The Minnesota legislature began the fifth special session on Monday, October 12th. After many special sessions that failed to produce a bonding bill, they finally gained some traction this week, which is sure to provide relief to many Minnesota farmers.
Included in the $1.9 billion bonding bill is a provision to “fix” Section 179 and include conformity to the Federal Internal Revenue Code, which allows up to $1 million of Section 179 expense on certain assets. With the new bonding bill in place, Minnesota will soon conform and allow Section 179 expense on these assets as well – without an addback! The new law removes the 80% addback requirement for Section 179 expensing for both individual and corporate filers starting in tax year 2020.
The new law also includes a fix for tax years prior to 2020. In December of 2017, the Tax Cuts and Jobs Act (TCJA) was passed by the federal government. This tax reform changed the way we treated assets that were traded. Historically, taxpayers would depreciate the too-boot amount they paid for the asset. When the TCJA removed the ability to do a like-kind exchange on personal property, such as farm equipment, taxpayers were now required to show income on their return for the sale’s allowance they received for traded property and could depreciate the full cost of the new asset received. The federal government provided relief to taxpayers by increasing the amount of Section 179 expense they could take up to $1 million.
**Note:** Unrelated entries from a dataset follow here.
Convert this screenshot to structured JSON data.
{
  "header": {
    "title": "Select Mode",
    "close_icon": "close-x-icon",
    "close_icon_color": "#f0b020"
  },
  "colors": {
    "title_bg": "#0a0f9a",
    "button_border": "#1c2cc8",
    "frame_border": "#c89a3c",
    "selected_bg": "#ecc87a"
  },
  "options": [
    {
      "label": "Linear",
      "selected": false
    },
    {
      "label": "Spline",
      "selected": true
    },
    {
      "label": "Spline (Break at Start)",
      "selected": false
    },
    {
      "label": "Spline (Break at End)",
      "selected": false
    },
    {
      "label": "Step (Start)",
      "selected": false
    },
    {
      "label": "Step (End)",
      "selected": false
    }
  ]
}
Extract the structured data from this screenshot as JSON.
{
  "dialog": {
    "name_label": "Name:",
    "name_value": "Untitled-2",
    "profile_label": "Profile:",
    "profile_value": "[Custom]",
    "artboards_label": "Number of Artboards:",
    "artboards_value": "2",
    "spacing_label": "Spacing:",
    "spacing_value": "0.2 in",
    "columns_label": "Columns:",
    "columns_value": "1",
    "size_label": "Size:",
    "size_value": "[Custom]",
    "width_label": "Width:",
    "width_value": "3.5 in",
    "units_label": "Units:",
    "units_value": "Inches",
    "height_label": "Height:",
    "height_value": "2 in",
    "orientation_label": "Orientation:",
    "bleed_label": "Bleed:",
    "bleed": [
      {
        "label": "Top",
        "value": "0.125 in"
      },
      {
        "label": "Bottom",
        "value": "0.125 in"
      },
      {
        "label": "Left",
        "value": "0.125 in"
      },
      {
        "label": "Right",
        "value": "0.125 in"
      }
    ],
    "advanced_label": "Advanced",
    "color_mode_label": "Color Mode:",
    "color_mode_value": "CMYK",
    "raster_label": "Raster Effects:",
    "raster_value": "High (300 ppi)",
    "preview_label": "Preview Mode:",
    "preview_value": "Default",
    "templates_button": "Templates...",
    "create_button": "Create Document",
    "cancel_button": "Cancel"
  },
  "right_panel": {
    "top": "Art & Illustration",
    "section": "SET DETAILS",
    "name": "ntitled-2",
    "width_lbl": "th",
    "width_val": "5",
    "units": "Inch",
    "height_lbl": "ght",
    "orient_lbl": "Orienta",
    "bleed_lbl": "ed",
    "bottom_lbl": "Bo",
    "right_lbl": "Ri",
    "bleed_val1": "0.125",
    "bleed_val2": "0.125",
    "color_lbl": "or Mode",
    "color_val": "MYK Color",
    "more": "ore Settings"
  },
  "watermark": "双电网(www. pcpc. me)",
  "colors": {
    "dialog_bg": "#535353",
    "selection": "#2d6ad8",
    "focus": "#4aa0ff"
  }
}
Minnesota later conformed to the federal treatment of personal property but continued to require taxpayers to add back 80% of the Section 179 expense exceeding $25,000 they had taken on their federal return, causing a significant Minnesota tax burden for many farmers.
The bonding bill now removes the requirement to add back 80% of the Section 179 expense taken in 2018 and 2019 on traded property. Additionally, subsequent subtractions related to the addback that were made on original returns will be disallowed in order to prevent more than 100% deduction being claimed.
The bill now goes to the desk of Governor Walz for his signature, which is expected soon. If there are any other changes to the law, we will continue to communicate them.